───── Records shown ─────
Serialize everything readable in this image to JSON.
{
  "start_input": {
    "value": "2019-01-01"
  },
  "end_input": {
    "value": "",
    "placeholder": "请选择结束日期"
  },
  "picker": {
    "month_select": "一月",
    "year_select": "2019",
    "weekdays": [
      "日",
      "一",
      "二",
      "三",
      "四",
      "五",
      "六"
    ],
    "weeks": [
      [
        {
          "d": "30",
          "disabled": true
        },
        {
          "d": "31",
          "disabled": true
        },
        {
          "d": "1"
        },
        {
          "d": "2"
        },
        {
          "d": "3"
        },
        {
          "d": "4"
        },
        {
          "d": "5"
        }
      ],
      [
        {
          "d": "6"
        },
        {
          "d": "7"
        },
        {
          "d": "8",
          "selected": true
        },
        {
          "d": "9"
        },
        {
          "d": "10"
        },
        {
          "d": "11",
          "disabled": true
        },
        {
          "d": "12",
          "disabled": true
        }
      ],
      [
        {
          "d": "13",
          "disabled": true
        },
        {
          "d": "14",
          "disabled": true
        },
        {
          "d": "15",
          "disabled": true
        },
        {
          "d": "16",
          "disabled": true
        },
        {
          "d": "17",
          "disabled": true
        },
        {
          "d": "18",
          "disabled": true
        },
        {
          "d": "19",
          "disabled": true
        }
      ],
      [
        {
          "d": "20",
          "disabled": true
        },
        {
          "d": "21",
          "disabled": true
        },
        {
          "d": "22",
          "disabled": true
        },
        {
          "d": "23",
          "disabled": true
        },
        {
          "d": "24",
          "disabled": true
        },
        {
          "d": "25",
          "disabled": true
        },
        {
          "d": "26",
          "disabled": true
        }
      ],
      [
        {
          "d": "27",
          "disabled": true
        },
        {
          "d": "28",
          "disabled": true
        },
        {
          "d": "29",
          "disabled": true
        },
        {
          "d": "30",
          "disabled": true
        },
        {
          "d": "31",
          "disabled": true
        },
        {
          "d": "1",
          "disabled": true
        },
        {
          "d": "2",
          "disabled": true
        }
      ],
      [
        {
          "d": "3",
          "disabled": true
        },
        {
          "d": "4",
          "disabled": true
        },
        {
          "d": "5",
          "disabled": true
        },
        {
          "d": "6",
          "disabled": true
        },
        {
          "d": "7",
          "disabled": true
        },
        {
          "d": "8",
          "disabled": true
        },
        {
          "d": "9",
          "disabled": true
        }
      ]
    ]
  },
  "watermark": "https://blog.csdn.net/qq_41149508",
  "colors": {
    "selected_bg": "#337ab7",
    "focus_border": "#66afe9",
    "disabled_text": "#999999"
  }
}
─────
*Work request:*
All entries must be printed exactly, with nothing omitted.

*Task response:*
Serialize everything readable in this image to JSON.
{
  "start_input": {
    "value": "2019-01-01"
  },
  "end_input": {
    "value": "",
    "placeholder": "请选择结束日期"
  },
  "picker": {
    "month_select": "一月",
    "year_select": "2019",
    "weekdays": [
      "日",
      "一",
      "二",
      "三",
      "四",
      "五",
      "六"
    ],
    "weeks": [
      [
        {
          "d": "30",
          "disabled": true
        },
        {
          "d": "31",
          "disabled": true
        },
        {
          "d": "1"
        },
        {
          "d": "2"
        },
        {
          "d": "3"
        },
        {
          "d": "4"
        },
        {
          "d": "5"
        }
      ],
      [
        {
          "d": "6"
        },
        {
          "d": "7"
        },
        {
          "d": "8",
          "selected": true
        },
        {
          "d": "9"
        },
        {
          "d": "10"
        },
        {
          "d": "11",
          "disabled": true
        },
        {
          "d": "12",
          "disabled": true
        }
      ],
      [
        {
          "d": "13",
          "disabled": true
        },
        {
          "d": "14",
          "disabled": true
        },
        {
          "d": "15",
          "disabled": true
        },
        {
          "d": "16",
          "disabled": true
        },
        {
          "d": "17",
          "disabled": true
        },
        {
          "d": "18",
          "disabled": true
        },
        {
          "d": "19",
          "disabled": true
        }
      ],
      [
        {
          "d": "20",
          "disabled": true
        },
        {
          "d": "21",
          "disabled": true
        },
        {
          "d": "22",
          "disabled": true
        },
        {
          "d": "23",
          "disabled": true
        },
        {
          "d": "24",
          "disabled": true
        },
        {
          "d": "25",
          "disabled": true
        },
        {
          "d": "26",
          "disabled": true
        }
      ],
      [
        {
          "d": "27",
          "disabled": true
        },
        {
          "d": "28",
          "disabled": true
        },
        {
          "d": "29",
          "disabled": true
        },
        {
          "d": "30",
          "disabled": true
        },
        {
          "d": "31",
          "disabled": true
        },
        {
          "d": "1",
          "disabled": true
        },
        {
          "d": "2",
          "disabled": true
        }
      ],
      [
        {
          "d": "3",
          "disabled": true
        },
        {
          "d": "4",
          "disabled": true
        },
        {
          "d": "5",
          "disabled": true
        },
        {
          "d": "6",
          "disabled": true
        },
        {
          "d": "7",
          "disabled": true
        },
        {
          "d": "8",
          "disabled": true
        },
        {
          "d": "9",
          "disabled": true
        }
      ]
    ]
  },
  "watermark": "https://blog.csdn.net/qq_41149508",
  "colors": {
    "selected_bg": "#337ab7",
    "focus_border": "#66afe9",
    "disabled_text": "#999999"
  }
}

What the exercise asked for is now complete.